- Assigned task -
Only the pictures are to be left out; return the rest of the data exactly as it stands.

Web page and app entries
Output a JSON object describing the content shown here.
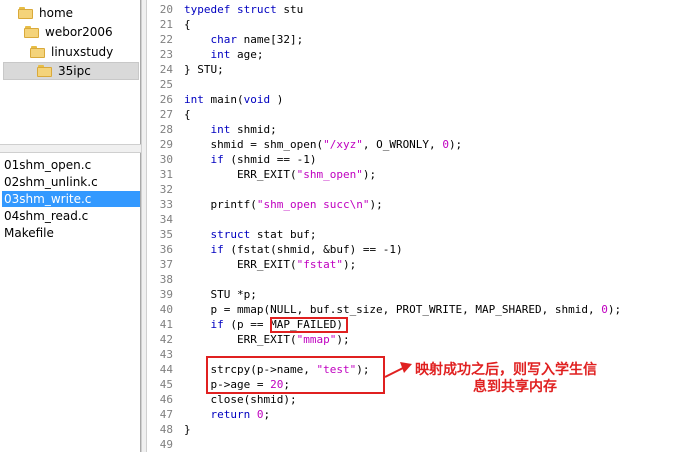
{
  "folder_tree": [
    {
      "name": "home",
      "depth": 0,
      "selected": false
    },
    {
      "name": "webor2006",
      "depth": 1,
      "selected": false
    },
    {
      "name": "linuxstudy",
      "depth": 2,
      "selected": false
    },
    {
      "name": "35ipc",
      "depth": 3,
      "selected": true
    }
  ],
  "files": [
    {
      "name": "01shm_open.c",
      "selected": false
    },
    {
      "name": "02shm_unlink.c",
      "selected": false
    },
    {
      "name": "03shm_write.c",
      "selected": true
    },
    {
      "name": "04shm_read.c",
      "selected": false
    },
    {
      "name": "Makefile",
      "selected": false
    }
  ],
  "code_lines": [
    {
      "n": "20",
      "tokens": [
        [
          "kw",
          "typedef struct"
        ],
        [
          "",
          "stu"
        ]
      ]
    },
    {
      "n": "21",
      "tokens": [
        [
          "",
          "{"
        ]
      ]
    },
    {
      "n": "22",
      "tokens": [
        [
          "",
          "    "
        ],
        [
          "kw",
          "char"
        ],
        [
          "",
          "name[32];"
        ]
      ]
    },
    {
      "n": "23",
      "tokens": [
        [
          "",
          "    "
        ],
        [
          "kw",
          "int"
        ],
        [
          "",
          "age;"
        ]
      ]
    },
    {
      "n": "24",
      "tokens": [
        [
          "",
          "} STU;"
        ]
      ]
    },
    {
      "n": "25",
      "tokens": []
    },
    {
      "n": "26",
      "tokens": [
        [
          "kw",
          "int"
        ],
        [
          "",
          "main("
        ],
        [
          "kw",
          "void"
        ],
        [
          "",
          ")"
        ]
      ]
    },
    {
      "n": "27",
      "tokens": [
        [
          "",
          "{"
        ]
      ]
    },
    {
      "n": "28",
      "tokens": [
        [
          "",
          "    "
        ],
        [
          "kw",
          "int"
        ],
        [
          "",
          "shmid;"
        ]
      ]
    },
    {
      "n": "29",
      "tokens": [
        [
          "",
          "    shmid = shm_open("
        ],
        [
          "str",
          "\"/xyz\""
        ],
        [
          "",
          ", O_WRONLY, "
        ],
        [
          "str",
          "0"
        ],
        [
          "",
          ");"
        ]
      ]
    },
    {
      "n": "30",
      "tokens": [
        [
          "",
          "    "
        ],
        [
          "kw",
          "if"
        ],
        [
          "",
          "(shmid == -1)"
        ]
      ]
    },
    {
      "n": "31",
      "tokens": [
        [
          "",
          "        ERR_EXIT("
        ],
        [
          "str",
          "\"shm_open\""
        ],
        [
          "",
          ");"
        ]
      ]
    },
    {
      "n": "32",
      "tokens": []
    },
    {
      "n": "33",
      "tokens": [
        [
          "",
          "    printf("
        ],
        [
          "str",
          "\"shm_open succ\\n\""
        ],
        [
          "",
          ");"
        ]
      ]
    },
    {
      "n": "34",
      "tokens": []
    },
    {
      "n": "35",
      "tokens": [
        [
          "",
          "    "
        ],
        [
          "kw",
          "struct"
        ],
        [
          "",
          "stat buf;"
        ]
      ]
    },
    {
      "n": "36",
      "tokens": [
        [
          "",
          "    "
        ],
        [
          "kw",
          "if"
        ],
        [
          "",
          "(fstat(shmid, &buf) == -1)"
        ]
      ]
    },
    {
      "n": "37",
      "tokens": [
        [
          "",
          "        ERR_EXIT("
        ],
        [
          "str",
          "\"fstat\""
        ],
        [
          "",
          ");"
        ]
      ]
    },
    {
      "n": "38",
      "tokens": []
    },
    {
      "n": "39",
      "tokens": [
        [
          "",
          "    STU *p;"
        ]
      ]
    },
    {
      "n": "40",
      "tokens": [
        [
          "",
          "    p = mmap(NULL, buf.st_size, PROT_WRITE, MAP_SHARED, shmid, "
        ],
        [
          "str",
          "0"
        ],
        [
          "",
          ");"
        ]
      ]
    },
    {
      "n": "41",
      "tokens": [
        [
          "",
          "    "
        ],
        [
          "kw",
          "if"
        ],
        [
          "",
          "(p == MAP_FAILED)"
        ]
      ]
    },
    {
      "n": "42",
      "tokens": [
        [
          "",
          "        ERR_EXIT("
        ],
        [
          "str",
          "\"mmap\""
        ],
        [
          "",
          ");"
        ]
      ]
    },
    {
      "n": "43",
      "tokens": []
    },
    {
      "n": "44",
      "tokens": [
        [
          "",
          "    strcpy(p->name, "
        ],
        [
          "str",
          "\"test\""
        ],
        [
          "",
          ");"
        ]
      ]
    },
    {
      "n": "45",
      "tokens": [
        [
          "",
          "    p->age = "
        ],
        [
          "str",
          "20"
        ],
        [
          "",
          ";"
        ]
      ]
    },
    {
      "n": "46",
      "tokens": [
        [
          "",
          "    close(shmid);"
        ]
      ]
    },
    {
      "n": "47",
      "tokens": [
        [
          "",
          "    "
        ],
        [
          "kw",
          "return"
        ],
        [
          "str",
          "0"
        ],
        [
          "",
          ";"
        ]
      ]
    },
    {
      "n": "48",
      "tokens": [
        [
          "",
          "}"
        ]
      ]
    },
    {
      "n": "49",
      "tokens": []
    }
  ],
  "annotation": {
    "line1": "映射成功之后，则写入学生信",
    "line2": "息到共享内存"
  },
  "colors": {
    "keyword": "#0000c0",
    "string": "#c000c0",
    "line_number": "#808080",
    "annotation": "#e02020",
    "selection": "#3399ff"
  }
}
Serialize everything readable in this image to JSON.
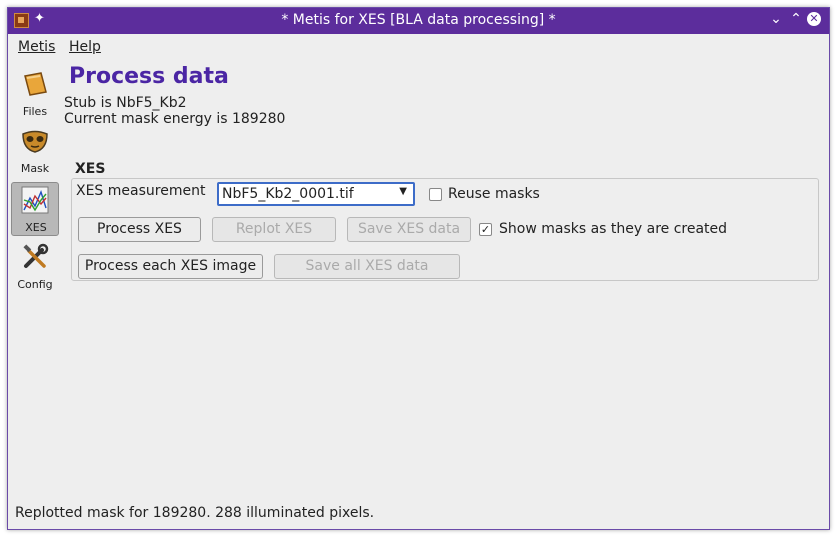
{
  "window": {
    "title": "* Metis for XES [BLA data processing] *"
  },
  "titlebar_buttons": {
    "minimize": "⌄",
    "maximize": "⌃",
    "close": "✕"
  },
  "menu": [
    {
      "label": "Metis"
    },
    {
      "label": "Help"
    }
  ],
  "sidebar": {
    "items": [
      {
        "label": "Files",
        "icon": "folder-icon"
      },
      {
        "label": "Mask",
        "icon": "mask-icon"
      },
      {
        "label": "XES",
        "icon": "chart-icon",
        "selected": true
      },
      {
        "label": "Config",
        "icon": "tools-icon"
      }
    ]
  },
  "page": {
    "heading": "Process data",
    "stub_text": "Stub is NbF5_Kb2",
    "mask_energy_text": "Current mask energy is 189280"
  },
  "xes_group": {
    "title": "XES",
    "measurement_label": "XES measurement",
    "measurement_value": "NbF5_Kb2_0001.tif",
    "reuse_masks_label": "Reuse masks",
    "reuse_masks_checked": false,
    "process_xes_label": "Process XES",
    "replot_xes_label": "Replot XES",
    "save_xes_label": "Save XES data",
    "show_masks_label": "Show masks as they are created",
    "show_masks_checked": true,
    "process_each_label": "Process each XES image",
    "save_all_label": "Save all XES data"
  },
  "status_bar": {
    "text": "Replotted mask for 189280.  288 illuminated pixels."
  },
  "colors": {
    "titlebar": "#5c2d9c",
    "heading": "#4b26a4",
    "focus": "#3d6cc8"
  }
}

- Exercise response -
Output a JSON object describing the content shown here.
{
  "folder_tree": [
    {
      "name": "home",
      "depth": 0,
      "selected": false
    },
    {
      "name": "webor2006",
      "depth": 1,
      "selected": false
    },
    {
      "name": "linuxstudy",
      "depth": 2,
      "selected": false
    },
    {
      "name": "35ipc",
      "depth": 3,
      "selected": true
    }
  ],
  "files": [
    {
      "name": "01shm_open.c",
      "selected": false
    },
    {
      "name": "02shm_unlink.c",
      "selected": false
    },
    {
      "name": "03shm_write.c",
      "selected": true
    },
    {
      "name": "04shm_read.c",
      "selected": false
    },
    {
      "name": "Makefile",
      "selected": false
    }
  ],
  "code_lines": [
    {
      "n": "20",
      "tokens": [
        [
          "kw",
          "typedef struct"
        ],
        [
          "",
          "stu"
        ]
      ]
    },
    {
      "n": "21",
      "tokens": [
        [
          "",
          "{"
        ]
      ]
    },
    {
      "n": "22",
      "tokens": [
        [
          "",
          "    "
        ],
        [
          "kw",
          "char"
        ],
        [
          "",
          "name[32];"
        ]
      ]
    },
    {
      "n": "23",
      "tokens": [
        [
          "",
          "    "
        ],
        [
          "kw",
          "int"
        ],
        [
          "",
          "age;"
        ]
      ]
    },
    {
      "n": "24",
      "tokens": [
        [
          "",
          "} STU;"
        ]
      ]
    },
    {
      "n": "25",
      "tokens": []
    },
    {
      "n": "26",
      "tokens": [
        [
          "kw",
          "int"
        ],
        [
          "",
          "main("
        ],
        [
          "kw",
          "void"
        ],
        [
          "",
          ")"
        ]
      ]
    },
    {
      "n": "27",
      "tokens": [
        [
          "",
          "{"
        ]
      ]
    },
    {
      "n": "28",
      "tokens": [
        [
          "",
          "    "
        ],
        [
          "kw",
          "int"
        ],
        [
          "",
          "shmid;"
        ]
      ]
    },
    {
      "n": "29",
      "tokens": [
        [
          "",
          "    shmid = shm_open("
        ],
        [
          "str",
          "\"/xyz\""
        ],
        [
          "",
          ", O_WRONLY, "
        ],
        [
          "str",
          "0"
        ],
        [
          "",
          ");"
        ]
      ]
    },
    {
      "n": "30",
      "tokens": [
        [
          "",
          "    "
        ],
        [
          "kw",
          "if"
        ],
        [
          "",
          "(shmid == -1)"
        ]
      ]
    },
    {
      "n": "31",
      "tokens": [
        [
          "",
          "        ERR_EXIT("
        ],
        [
          "str",
          "\"shm_open\""
        ],
        [
          "",
          ");"
        ]
      ]
    },
    {
      "n": "32",
      "tokens": []
    },
    {
      "n": "33",
      "tokens": [
        [
          "",
          "    printf("
        ],
        [
          "str",
          "\"shm_open succ\\n\""
        ],
        [
          "",
          ");"
        ]
      ]
    },
    {
      "n": "34",
      "tokens": []
    },
    {
      "n": "35",
      "tokens": [
        [
          "",
          "    "
        ],
        [
          "kw",
          "struct"
        ],
        [
          "",
          "stat buf;"
        ]
      ]
    },
    {
      "n": "36",
      "tokens": [
        [
          "",
          "    "
        ],
        [
          "kw",
          "if"
        ],
        [
          "",
          "(fstat(shmid, &buf) == -1)"
        ]
      ]
    },
    {
      "n": "37",
      "tokens": [
        [
          "",
          "        ERR_EXIT("
        ],
        [
          "str",
          "\"fstat\""
        ],
        [
          "",
          ");"
        ]
      ]
    },
    {
      "n": "38",
      "tokens": []
    },
    {
      "n": "39",
      "tokens": [
        [
          "",
          "    STU *p;"
        ]
      ]
    },
    {
      "n": "40",
      "tokens": [
        [
          "",
          "    p = mmap(NULL, buf.st_size, PROT_WRITE, MAP_SHARED, shmid, "
        ],
        [
          "str",
          "0"
        ],
        [
          "",
          ");"
        ]
      ]
    },
    {
      "n": "41",
      "tokens": [
        [
          "",
          "    "
        ],
        [
          "kw",
          "if"
        ],
        [
          "",
          "(p == MAP_FAILED)"
        ]
      ]
    },
    {
      "n": "42",
      "tokens": [
        [
          "",
          "        ERR_EXIT("
        ],
        [
          "str",
          "\"mmap\""
        ],
        [
          "",
          ");"
        ]
      ]
    },
    {
      "n": "43",
      "tokens": []
    },
    {
      "n": "44",
      "tokens": [
        [
          "",
          "    strcpy(p->name, "
        ],
        [
          "str",
          "\"test\""
        ],
        [
          "",
          ");"
        ]
      ]
    },
    {
      "n": "45",
      "tokens": [
        [
          "",
          "    p->age = "
        ],
        [
          "str",
          "20"
        ],
        [
          "",
          ";"
        ]
      ]
    },
    {
      "n": "46",
      "tokens": [
        [
          "",
          "    close(shmid);"
        ]
      ]
    },
    {
      "n": "47",
      "tokens": [
        [
          "",
          "    "
        ],
        [
          "kw",
          "return"
        ],
        [
          "str",
          "0"
        ],
        [
          "",
          ";"
        ]
      ]
    },
    {
      "n": "48",
      "tokens": [
        [
          "",
          "}"
        ]
      ]
    },
    {
      "n": "49",
      "tokens": []
    }
  ],
  "annotation": {
    "line1": "映射成功之后，则写入学生信",
    "line2": "息到共享内存"
  },
  "colors": {
    "keyword": "#0000c0",
    "string": "#c000c0",
    "line_number": "#808080",
    "annotation": "#e02020",
    "selection": "#3399ff"
  }
}
Serialize everything readable in this image to JSON.
{
  "window": {
    "title": "* Metis for XES [BLA data processing] *"
  },
  "titlebar_buttons": {
    "minimize": "⌄",
    "maximize": "⌃",
    "close": "✕"
  },
  "menu": [
    {
      "label": "Metis"
    },
    {
      "label": "Help"
    }
  ],
  "sidebar": {
    "items": [
      {
        "label": "Files",
        "icon": "folder-icon"
      },
      {
        "label": "Mask",
        "icon": "mask-icon"
      },
      {
        "label": "XES",
        "icon": "chart-icon",
        "selected": true
      },
      {
        "label": "Config",
        "icon": "tools-icon"
      }
    ]
  },
  "page": {
    "heading": "Process data",
    "stub_text": "Stub is NbF5_Kb2",
    "mask_energy_text": "Current mask energy is 189280"
  },
  "xes_group": {
    "title": "XES",
    "measurement_label": "XES measurement",
    "measurement_value": "NbF5_Kb2_0001.tif",
    "reuse_masks_label": "Reuse masks",
    "reuse_masks_checked": false,
    "process_xes_label": "Process XES",
    "replot_xes_label": "Replot XES",
    "save_xes_label": "Save XES data",
    "show_masks_label": "Show masks as they are created",
    "show_masks_checked": true,
    "process_each_label": "Process each XES image",
    "save_all_label": "Save all XES data"
  },
  "status_bar": {
    "text": "Replotted mask for 189280.  288 illuminated pixels."
  },
  "colors": {
    "titlebar": "#5c2d9c",
    "heading": "#4b26a4",
    "focus": "#3d6cc8"
  }
}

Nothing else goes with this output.